Those are the two choices we have now. There is no happy medium, even though coaches at all levels try to convince you there is by saying things like, “We have more than 22 starters.”
No, you don’t.
The Miami defensive line is the epicenter of where the choice of what is true will be tested:
Cameron Wake, a stalwart for nearly a decade, is still a starter at age 36. So is newly acquired Robert Quinn, who came to the Dolphins from the Rams in what so far seems like a smart trade even though Quinn is the team’s highest-paid player.
With Quinn and Wake as starters, the investments that Miami made in Harris (in the draft) and Branch (in free agency) raise questions.
Because the Dolphins felt the need to add Quinn to be a starter despite having both Harris and Branch itching to be starters.
The Dolphins would tell you this is smart team building.
“We just knew how we were going to play this year when we got [defensive-line coach Kris Kocurek],” coach Adam Gase said. “It’s not going to be as many plays for our defensive linemen this year. We’re not going to have a guy that’s going to play 60-plus snaps or 65 snaps. The way we’re running to the football, the way we’re going to pursue every game, it’s going to be less snaps, and we’re going to have more of a rotation. And I think everybody is going to get their shots.”
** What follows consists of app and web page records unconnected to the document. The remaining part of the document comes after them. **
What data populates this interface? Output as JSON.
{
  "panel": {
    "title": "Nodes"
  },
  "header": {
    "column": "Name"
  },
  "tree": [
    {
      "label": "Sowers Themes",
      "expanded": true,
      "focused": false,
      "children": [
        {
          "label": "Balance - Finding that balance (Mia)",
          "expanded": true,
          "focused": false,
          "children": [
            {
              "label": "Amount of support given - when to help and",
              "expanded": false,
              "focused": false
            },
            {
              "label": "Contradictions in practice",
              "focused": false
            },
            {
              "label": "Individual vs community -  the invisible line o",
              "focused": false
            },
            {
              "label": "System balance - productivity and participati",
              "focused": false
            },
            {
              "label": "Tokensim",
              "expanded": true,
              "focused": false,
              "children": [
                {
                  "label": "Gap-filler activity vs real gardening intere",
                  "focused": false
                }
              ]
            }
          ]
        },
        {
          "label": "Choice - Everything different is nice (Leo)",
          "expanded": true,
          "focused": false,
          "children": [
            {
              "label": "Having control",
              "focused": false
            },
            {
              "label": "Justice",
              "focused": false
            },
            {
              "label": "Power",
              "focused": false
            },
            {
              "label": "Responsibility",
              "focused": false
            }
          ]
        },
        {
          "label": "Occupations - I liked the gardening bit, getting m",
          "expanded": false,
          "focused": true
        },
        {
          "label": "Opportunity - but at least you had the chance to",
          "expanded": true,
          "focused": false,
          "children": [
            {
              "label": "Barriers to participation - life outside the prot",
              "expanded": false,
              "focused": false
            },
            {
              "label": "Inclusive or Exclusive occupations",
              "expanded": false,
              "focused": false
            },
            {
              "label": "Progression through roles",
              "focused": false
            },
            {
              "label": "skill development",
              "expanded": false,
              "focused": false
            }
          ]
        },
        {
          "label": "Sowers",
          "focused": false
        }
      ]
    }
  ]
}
Except, the best shot that all defensive ends want to fire is when they have a chance to sack a quarterback. Typically, that happens on obvious passing downs. And, no, the Dolphins aren’t likely to roll in a lesser player to sit a better Wake or Quinn in those instances.
That would be competing with your best players on the bench. Who does that?
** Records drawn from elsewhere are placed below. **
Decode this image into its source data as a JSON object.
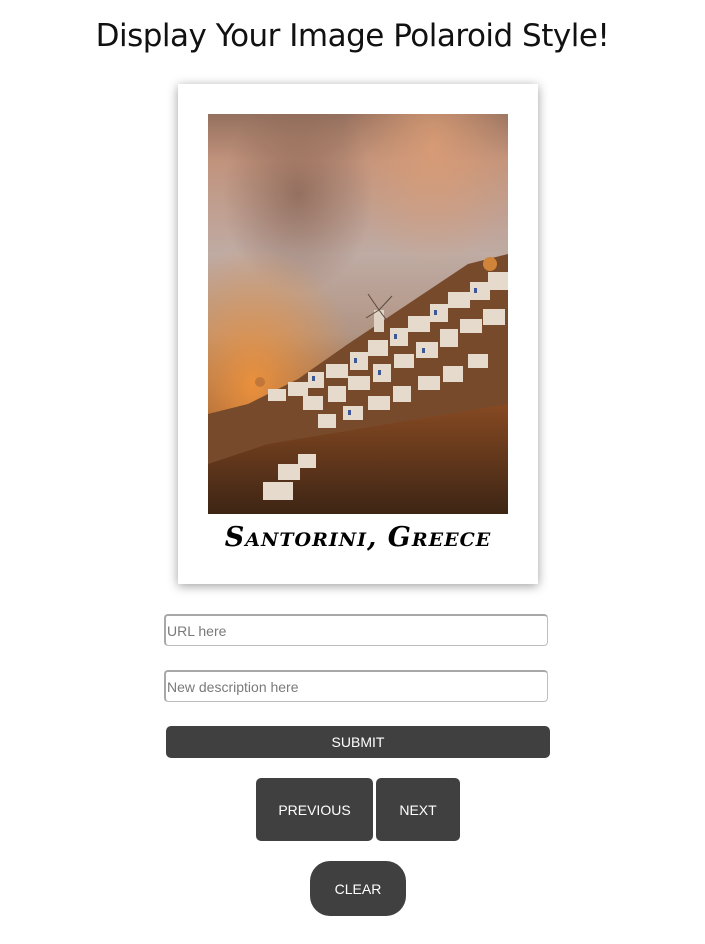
{
  "header": {
    "title": "Display Your Image Polaroid Style!"
  },
  "polaroid": {
    "caption": "Santorini, Greece",
    "photo_subject": "Santorini village on hillside at sunset with windmill"
  },
  "form": {
    "url_placeholder": "URL here",
    "description_placeholder": "New description here",
    "submit_label": "SUBMIT"
  },
  "navigation": {
    "previous_label": "PREVIOUS",
    "next_label": "NEXT",
    "clear_label": "CLEAR"
  },
  "colors": {
    "button_bg": "#404040",
    "button_text": "#ffffff",
    "polaroid_frame": "#ffffff"
  }
}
So the Dolphins could have a very highly drafted or highly-paid defensive end on the bench on most passing downs.
“I think it’s going to be a battle to get in on the third-down rush unit, which is a good thing because now those guys are all pushing each other,” Gase said. “It’s going to be one of those things because if you’re on that group that means you’re doing the right stuff. You’re working well with that group.
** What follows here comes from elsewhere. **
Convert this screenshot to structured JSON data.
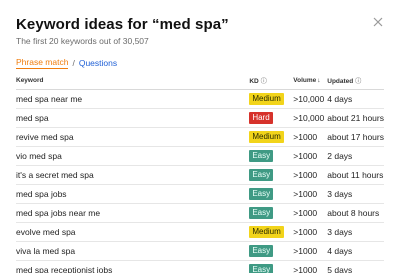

“That’s what we want. We want to create that type of competition where guys are hungry to get out there on third down.”
Last season, Harris didn’t perform up to the level that one would expect of his draft pedigree. That’s not the Dolphins saying that. They love Harris and think he’s really good.
But all that love and hope came amidst a modest two-sack season. That is not good enough. The Dolphins need more. If they don’t think so, that simply makes no sense.
Harris, meanwhile, emerged from last season a confused young man.
“I was in a dark place last year, for sure,” he said Thursday. “As a rookie, I was in a dark place. Now I’m cool. Like I said, I understand grace. I understand that everything that happened the way it was, it was for the better of me and my family and everything like that. I understand that everything I do on the field and off the field affects everybody around me.”
Harris says he cleared his mind and soul through prayer.
“This offseason I just prayed a lot, prayed about my lifestyle, prayed about things off the field,” he said. “Before you know it, just like Revelation, I asked God for Solomon-like wisdom and he blessed me with it. Since then, I’ve been in my word and waking up with grace every day, taking it one day at a time and responding to life better. No matter what happens, everything is good.”
Everything is good only if Harris produces. And that can only happen if he earns significant playing time. The same is true for the other players whom the Dolphins expected big things from.
The ones currently working as backups.